#### Prompt
If a line in the listing below includes the word "JSON", pick it out.

.....

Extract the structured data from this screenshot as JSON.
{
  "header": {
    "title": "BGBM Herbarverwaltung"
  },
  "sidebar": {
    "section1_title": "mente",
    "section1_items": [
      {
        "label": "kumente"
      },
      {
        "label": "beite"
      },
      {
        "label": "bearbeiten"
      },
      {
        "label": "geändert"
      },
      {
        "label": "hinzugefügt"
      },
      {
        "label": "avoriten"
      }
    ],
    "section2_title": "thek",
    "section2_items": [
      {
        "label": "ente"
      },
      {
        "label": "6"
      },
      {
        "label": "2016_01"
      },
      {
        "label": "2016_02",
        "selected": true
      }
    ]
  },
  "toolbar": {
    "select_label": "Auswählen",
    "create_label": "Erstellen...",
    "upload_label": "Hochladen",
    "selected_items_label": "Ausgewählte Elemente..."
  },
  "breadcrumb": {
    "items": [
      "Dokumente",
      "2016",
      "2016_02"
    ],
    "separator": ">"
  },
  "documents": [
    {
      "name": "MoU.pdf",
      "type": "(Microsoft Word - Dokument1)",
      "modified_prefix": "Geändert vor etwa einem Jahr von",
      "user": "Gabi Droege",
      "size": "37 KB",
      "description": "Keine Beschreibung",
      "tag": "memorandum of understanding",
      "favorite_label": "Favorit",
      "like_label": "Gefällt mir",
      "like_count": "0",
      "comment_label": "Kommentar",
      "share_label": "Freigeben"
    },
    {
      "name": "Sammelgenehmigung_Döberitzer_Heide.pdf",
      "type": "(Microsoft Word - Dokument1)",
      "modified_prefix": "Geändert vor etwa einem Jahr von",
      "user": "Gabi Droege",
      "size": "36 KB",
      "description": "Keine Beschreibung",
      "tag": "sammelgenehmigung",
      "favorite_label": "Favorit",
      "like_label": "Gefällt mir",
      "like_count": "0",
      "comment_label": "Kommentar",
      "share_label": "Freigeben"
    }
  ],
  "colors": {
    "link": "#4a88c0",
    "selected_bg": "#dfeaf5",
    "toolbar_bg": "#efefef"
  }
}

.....

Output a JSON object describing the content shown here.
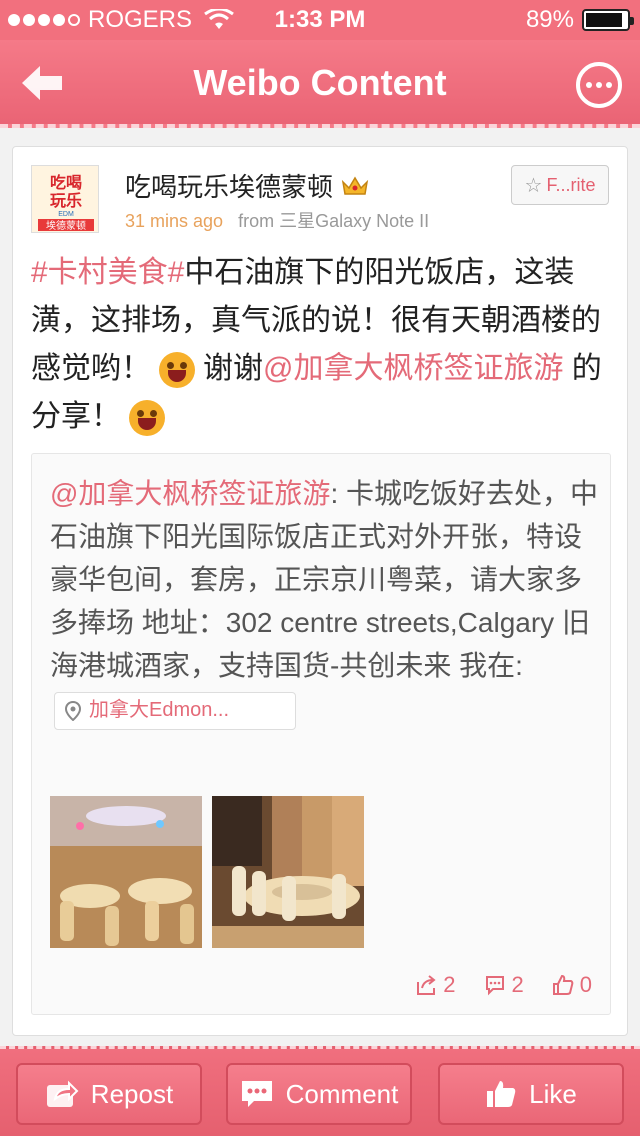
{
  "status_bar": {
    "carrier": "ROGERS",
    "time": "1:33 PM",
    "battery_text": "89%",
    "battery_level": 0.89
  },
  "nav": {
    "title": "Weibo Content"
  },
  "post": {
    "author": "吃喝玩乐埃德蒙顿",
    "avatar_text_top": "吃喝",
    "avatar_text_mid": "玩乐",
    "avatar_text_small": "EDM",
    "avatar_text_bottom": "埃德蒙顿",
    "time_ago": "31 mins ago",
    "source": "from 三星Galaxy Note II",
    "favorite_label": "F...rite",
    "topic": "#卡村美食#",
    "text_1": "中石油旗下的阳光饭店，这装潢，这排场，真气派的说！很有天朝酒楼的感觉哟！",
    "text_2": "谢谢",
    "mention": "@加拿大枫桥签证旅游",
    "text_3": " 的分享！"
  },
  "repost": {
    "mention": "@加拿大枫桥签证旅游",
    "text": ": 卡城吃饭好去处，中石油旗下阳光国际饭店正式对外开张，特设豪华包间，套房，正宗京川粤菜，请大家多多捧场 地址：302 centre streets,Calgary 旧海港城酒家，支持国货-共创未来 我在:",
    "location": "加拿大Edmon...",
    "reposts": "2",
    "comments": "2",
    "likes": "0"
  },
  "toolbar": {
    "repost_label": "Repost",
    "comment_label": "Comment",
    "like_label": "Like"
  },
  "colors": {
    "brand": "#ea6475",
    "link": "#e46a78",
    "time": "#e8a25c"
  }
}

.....

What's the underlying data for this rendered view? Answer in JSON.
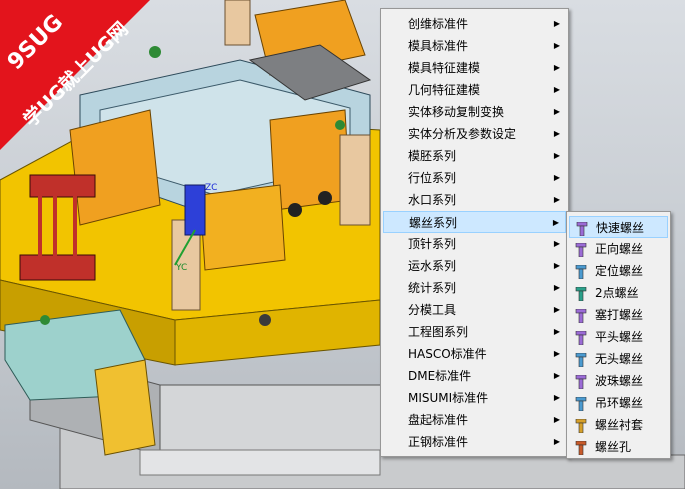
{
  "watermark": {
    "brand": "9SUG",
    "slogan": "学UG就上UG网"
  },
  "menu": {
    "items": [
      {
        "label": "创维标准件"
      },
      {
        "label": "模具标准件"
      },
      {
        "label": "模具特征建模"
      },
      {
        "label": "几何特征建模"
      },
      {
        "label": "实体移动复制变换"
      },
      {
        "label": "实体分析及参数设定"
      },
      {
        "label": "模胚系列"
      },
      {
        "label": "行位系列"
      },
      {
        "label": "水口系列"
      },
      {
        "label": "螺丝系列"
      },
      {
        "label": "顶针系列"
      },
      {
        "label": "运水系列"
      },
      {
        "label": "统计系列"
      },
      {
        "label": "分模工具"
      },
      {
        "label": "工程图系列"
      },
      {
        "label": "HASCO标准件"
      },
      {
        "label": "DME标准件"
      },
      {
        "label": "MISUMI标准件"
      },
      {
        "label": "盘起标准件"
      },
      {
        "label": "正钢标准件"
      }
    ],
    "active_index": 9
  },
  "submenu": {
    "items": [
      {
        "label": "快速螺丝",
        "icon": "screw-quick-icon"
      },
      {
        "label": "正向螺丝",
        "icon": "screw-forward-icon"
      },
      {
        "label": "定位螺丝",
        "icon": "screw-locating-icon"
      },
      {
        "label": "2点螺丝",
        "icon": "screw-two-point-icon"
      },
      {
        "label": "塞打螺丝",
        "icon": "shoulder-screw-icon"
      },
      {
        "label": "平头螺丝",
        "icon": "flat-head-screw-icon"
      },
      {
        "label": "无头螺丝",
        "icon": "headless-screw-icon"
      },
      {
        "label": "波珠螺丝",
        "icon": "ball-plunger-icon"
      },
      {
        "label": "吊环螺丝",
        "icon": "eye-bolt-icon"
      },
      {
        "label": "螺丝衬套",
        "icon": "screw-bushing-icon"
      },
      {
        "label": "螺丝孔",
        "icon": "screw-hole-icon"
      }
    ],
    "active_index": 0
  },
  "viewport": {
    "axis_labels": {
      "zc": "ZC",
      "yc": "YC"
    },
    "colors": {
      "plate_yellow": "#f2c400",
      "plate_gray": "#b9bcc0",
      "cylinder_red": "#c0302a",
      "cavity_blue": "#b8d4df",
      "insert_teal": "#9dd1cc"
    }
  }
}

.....

#### Answer to the problem
Extract the structured data from this screenshot as JSON.
Output a JSON object describing the content shown here.
What's the underlying data for this rendered view? Answer in JSON.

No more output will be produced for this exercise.